### Given data
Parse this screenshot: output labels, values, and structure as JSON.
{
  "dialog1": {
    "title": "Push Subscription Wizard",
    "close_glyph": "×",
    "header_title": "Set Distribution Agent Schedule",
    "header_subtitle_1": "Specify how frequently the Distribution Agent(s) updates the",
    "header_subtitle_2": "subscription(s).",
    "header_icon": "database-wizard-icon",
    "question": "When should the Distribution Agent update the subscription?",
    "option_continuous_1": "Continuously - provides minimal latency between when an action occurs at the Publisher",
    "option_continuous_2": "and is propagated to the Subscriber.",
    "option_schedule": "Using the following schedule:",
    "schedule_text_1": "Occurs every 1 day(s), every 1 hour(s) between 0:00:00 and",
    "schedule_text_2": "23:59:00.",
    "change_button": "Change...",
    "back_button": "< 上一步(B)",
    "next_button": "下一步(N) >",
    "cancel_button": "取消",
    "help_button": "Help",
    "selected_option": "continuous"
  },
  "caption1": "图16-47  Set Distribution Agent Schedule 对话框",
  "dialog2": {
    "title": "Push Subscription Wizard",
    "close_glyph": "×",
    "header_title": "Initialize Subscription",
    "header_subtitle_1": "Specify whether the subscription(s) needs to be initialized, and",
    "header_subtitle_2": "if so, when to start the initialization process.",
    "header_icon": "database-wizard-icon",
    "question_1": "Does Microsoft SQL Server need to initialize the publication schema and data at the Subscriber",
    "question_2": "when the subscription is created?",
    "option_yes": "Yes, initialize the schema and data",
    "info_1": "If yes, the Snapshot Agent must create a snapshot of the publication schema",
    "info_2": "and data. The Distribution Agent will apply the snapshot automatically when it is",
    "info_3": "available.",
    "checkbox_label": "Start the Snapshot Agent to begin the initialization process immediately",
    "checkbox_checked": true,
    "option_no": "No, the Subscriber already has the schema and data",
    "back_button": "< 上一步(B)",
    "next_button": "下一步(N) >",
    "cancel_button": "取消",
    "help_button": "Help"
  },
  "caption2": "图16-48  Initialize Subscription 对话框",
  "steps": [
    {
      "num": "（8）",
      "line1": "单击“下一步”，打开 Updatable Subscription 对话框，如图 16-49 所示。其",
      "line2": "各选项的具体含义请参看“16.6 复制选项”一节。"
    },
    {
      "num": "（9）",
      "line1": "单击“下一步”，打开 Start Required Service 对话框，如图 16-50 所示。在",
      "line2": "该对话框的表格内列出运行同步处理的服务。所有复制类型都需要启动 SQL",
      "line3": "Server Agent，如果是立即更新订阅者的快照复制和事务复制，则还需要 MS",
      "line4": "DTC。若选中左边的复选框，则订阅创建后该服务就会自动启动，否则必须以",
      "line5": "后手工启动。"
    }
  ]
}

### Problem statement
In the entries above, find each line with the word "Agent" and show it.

### Exercise response
    "header_title": "Set Distribution Agent Schedule",
    "header_subtitle_1": "Specify how frequently the Distribution Agent(s) updates the",
    "question": "When should the Distribution Agent update the subscription?",
  "caption1": "图16-47  Set Distribution Agent Schedule 对话框",
    "info_1": "If yes, the Snapshot Agent must create a snapshot of the publication schema",
    "info_2": "and data. The Distribution Agent will apply the snapshot automatically when it is",
    "checkbox_label": "Start the Snapshot Agent to begin the initialization process immediately",
      "line3": "Server Agent，如果是立即更新订阅者的快照复制和事务复制，则还需要 MS",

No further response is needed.